Thinking beyond borders
Extended business travelers are likely to be taxed on employment income relating to their Chinese workdays.
A person’s liability to Chinese tax is determined by the person’s domicile status. For Chinese tax purposes, a person can be a domiciled individual, a non-resident non-domiciled individual, or a resident non-domiciled individual.
A domiciled individual is defined as an individual who, by reason of the individual’s permanent registered address, family, and/or economic interests, habitually resides in China. An individual with a Chinese passport, or a hukou (household registration), is likely to be deemed as domiciled in China.
A non-domiciled individual is taxed in accordance with the individual’s length of residence in China.

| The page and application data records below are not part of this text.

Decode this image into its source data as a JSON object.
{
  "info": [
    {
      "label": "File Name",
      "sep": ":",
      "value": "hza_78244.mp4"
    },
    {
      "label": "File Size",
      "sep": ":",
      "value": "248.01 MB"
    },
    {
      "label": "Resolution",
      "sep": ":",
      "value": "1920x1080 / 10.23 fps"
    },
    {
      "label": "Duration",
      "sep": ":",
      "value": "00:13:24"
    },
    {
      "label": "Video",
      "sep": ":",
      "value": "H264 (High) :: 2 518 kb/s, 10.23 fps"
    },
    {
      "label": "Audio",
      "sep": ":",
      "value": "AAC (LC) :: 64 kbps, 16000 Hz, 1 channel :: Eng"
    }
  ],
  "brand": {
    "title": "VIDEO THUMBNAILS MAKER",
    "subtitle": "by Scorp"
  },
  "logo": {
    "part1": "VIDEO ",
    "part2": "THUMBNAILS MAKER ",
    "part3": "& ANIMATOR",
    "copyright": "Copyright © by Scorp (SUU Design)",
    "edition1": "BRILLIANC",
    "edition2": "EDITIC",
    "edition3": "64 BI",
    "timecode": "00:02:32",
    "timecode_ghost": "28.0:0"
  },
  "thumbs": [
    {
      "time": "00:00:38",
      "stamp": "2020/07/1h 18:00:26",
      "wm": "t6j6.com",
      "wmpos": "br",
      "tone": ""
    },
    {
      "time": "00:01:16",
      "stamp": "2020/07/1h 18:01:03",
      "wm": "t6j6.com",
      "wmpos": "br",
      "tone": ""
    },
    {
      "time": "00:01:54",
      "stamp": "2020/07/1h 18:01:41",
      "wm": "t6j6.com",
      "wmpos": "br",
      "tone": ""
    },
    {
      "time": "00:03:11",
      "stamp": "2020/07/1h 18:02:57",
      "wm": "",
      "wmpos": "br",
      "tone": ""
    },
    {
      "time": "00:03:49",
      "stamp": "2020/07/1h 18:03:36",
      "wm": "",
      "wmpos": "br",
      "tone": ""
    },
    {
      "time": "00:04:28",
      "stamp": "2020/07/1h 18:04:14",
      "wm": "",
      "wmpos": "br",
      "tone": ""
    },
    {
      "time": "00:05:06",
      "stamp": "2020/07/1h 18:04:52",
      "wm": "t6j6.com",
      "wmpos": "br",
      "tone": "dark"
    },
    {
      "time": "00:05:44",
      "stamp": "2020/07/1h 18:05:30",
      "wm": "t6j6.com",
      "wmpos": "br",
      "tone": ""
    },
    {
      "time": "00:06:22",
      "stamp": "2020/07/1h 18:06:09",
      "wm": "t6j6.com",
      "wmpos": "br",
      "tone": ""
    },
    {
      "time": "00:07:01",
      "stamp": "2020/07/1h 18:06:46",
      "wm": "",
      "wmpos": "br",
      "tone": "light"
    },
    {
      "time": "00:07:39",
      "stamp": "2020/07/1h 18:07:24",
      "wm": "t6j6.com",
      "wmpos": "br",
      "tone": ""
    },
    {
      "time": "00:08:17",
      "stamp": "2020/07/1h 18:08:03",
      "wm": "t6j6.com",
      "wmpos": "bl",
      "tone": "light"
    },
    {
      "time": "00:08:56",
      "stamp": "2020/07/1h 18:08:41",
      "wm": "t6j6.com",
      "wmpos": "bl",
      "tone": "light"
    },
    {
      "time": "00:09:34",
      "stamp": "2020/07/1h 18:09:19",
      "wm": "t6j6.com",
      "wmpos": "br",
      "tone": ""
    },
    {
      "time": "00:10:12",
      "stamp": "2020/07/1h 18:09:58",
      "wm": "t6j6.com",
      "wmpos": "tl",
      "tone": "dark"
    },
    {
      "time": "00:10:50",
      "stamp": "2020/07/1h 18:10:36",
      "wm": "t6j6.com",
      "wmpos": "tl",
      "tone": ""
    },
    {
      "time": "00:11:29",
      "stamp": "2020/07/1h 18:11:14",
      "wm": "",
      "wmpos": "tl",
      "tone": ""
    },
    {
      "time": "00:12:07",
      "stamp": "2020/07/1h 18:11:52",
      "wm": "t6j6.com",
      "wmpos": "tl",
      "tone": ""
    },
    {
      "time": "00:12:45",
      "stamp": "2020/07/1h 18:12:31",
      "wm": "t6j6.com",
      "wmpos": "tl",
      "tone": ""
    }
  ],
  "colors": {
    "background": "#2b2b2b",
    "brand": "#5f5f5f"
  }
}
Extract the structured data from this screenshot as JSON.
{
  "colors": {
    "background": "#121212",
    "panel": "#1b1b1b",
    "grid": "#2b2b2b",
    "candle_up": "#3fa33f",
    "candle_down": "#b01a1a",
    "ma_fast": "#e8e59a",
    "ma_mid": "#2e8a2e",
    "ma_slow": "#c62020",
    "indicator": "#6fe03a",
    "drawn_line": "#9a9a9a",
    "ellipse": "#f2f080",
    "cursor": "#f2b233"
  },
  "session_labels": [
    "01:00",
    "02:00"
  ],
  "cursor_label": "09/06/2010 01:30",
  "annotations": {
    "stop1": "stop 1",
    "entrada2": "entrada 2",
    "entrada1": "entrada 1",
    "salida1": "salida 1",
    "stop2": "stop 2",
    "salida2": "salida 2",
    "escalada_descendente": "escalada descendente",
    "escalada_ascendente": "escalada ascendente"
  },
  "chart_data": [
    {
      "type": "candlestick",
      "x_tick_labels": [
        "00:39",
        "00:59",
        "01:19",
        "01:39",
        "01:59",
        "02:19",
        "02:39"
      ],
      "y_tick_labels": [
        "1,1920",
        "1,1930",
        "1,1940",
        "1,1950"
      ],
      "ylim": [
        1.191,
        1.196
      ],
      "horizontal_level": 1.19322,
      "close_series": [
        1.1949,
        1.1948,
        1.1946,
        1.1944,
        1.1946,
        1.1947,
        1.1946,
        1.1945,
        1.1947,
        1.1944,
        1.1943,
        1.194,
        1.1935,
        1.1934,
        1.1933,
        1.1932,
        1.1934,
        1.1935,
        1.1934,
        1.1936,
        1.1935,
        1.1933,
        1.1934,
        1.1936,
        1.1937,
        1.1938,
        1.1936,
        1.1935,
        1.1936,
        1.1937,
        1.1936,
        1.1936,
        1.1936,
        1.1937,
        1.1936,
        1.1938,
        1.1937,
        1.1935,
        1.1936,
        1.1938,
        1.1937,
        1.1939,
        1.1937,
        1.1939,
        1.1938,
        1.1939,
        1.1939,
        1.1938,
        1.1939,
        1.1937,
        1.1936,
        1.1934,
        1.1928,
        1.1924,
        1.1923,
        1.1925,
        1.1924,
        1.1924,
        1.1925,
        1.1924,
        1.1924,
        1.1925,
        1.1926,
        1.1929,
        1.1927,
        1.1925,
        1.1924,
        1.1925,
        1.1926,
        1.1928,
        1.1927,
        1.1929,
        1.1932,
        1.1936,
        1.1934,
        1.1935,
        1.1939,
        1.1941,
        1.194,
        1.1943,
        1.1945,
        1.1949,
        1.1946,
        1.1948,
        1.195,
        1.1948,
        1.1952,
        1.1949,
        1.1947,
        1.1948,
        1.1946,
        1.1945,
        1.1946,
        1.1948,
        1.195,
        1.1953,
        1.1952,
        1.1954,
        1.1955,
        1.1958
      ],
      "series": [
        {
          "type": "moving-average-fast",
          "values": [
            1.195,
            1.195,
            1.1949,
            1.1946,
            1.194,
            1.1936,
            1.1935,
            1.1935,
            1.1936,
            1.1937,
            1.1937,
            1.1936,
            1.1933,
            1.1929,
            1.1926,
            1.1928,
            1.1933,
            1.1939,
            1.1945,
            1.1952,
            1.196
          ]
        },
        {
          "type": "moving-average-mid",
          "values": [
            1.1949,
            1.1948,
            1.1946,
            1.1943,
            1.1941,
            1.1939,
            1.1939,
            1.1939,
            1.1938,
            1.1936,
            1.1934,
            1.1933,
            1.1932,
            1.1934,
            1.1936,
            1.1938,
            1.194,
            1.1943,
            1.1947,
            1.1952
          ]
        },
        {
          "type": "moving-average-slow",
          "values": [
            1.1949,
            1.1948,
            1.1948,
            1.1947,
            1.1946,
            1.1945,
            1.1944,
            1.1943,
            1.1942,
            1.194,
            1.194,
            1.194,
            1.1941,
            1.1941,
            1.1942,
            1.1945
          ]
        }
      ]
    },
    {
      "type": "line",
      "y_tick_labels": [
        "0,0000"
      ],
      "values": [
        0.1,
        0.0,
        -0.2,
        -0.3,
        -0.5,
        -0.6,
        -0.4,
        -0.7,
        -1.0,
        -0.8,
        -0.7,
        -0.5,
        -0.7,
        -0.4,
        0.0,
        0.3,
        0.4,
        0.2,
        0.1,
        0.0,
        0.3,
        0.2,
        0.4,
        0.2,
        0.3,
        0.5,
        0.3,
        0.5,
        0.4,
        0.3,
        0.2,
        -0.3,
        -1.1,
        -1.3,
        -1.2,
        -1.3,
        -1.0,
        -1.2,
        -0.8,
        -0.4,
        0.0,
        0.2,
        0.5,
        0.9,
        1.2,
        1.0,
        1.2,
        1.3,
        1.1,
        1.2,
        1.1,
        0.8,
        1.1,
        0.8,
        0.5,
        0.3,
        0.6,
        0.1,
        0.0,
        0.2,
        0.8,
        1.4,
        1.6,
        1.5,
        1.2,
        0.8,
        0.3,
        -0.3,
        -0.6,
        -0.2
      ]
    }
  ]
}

Such a person would be deemed to be a resident of China for that year if the person has not been physically away from China for more than 30 continuous days, or more than 90 cumulative days, in a calendar year.
A non-domiciled individual who has been a resident of China for 5 years or less is taxed on income sourced in China only. A non-domiciled individual who has been a resident of China for 5 full consecutive years may be taxed on their worldwide income.
A non-resident non-domiciled individual may be subject to tax on income sourced in China if the individual is unable to meet the conditions required for exemption.
Employment income is generally treated as Chinese-sourced compensation where the individual performs the services while physically located in China.
Certain non-resident non-domiciled individuals may be exempt from tax.
Under domestic legislation, a non-resident non-domiciled individual is exempt from the requirements to file and pay tax in China if the individual meets all the following conditions.
Unless a person is taxed on worldwide income, the types of income on which assignees are generally taxed are employment income, Chinese-sourced income, and gains from taxable Chinese assets (such as real estate).
Net taxable income is taxed at graduated rates ranging from 3 percent to 45 percent. The maximum tax rate is currently 45 percent on monthly taxable income over 80,000 Chinese yuan renminbi (CNY).
Social security taxes may apply to non-domiciled individuals starting 1 July 2011.
Domiciled individuals and resident non-domiciled individuals with an annual income exceeding CNY120,000 have an obligation to file an annual individual income tax return by 31 March following year end.
Non-domiciled individuals who are taxable in China and without a withholding agent have an obligation to file returns within 15 days of the month following the receipt of income.
Domiciled individuals receiving income from sources outside China have an obligation to file an annual reconciliation return on income sources outside China within 30 days following year end (or 30 days following settlement of tax in the country where income is earned, subject to tax bureau’s approval).
The payer of any amount that is income to an individual has an obligation to withhold the individual’s income tax and remit the amount to the tax authorities. Employers have an obligation to withhold the tax on the income paid to its employees, file individual income tax withholding returns, and remit the amount to the tax authorities within 15 days of the month following the payment.
Visas are required for entry into China with the exception of short-term visits by residents of some countries. The type of visa required will depend on the purpose of the individual’s entry into China.
China has an extensive tax treaty network. In addition to China’s domestic arrangements that provide relief from international double taxation, China has entered into double taxation treaties with many countries to prevent double taxation and to allow cooperation between China and overseas tax authorities in enforcing their respective tax laws.
There is the potential that a PE could be created as a result of extended business travel, but this would be dependent on the type of services performed and the level of authority the employee has.
Value-added tax (VAT) of up to 17 percent is applying to both goods and service sectors.
VAT may apply on the supply of labor services depending on location of services.
China has a transfer pricing regime. A transfer pricing implication could arise to the extent that the employee is being paid by an entity in one jurisdiction but performing services for the benefit of the entity in another jurisdiction, in other words, a cross-border benefit is being provided. This would also be dependent on the nature and complexity of the services performed.
China does not currently have an extensive set of data privacy laws.
China has strict exchange control rules. The CNY is not a freely exchangeable currency. There are strict rules within China applying to the conversion of CNY to other currencies, and vice versa.
Non-deductible costs for assignees may include contributions by an employer to non-Chinese pension funds, benefits-in-kind incurred in China that are not supported by official receipts, and accrued but unpaid costs.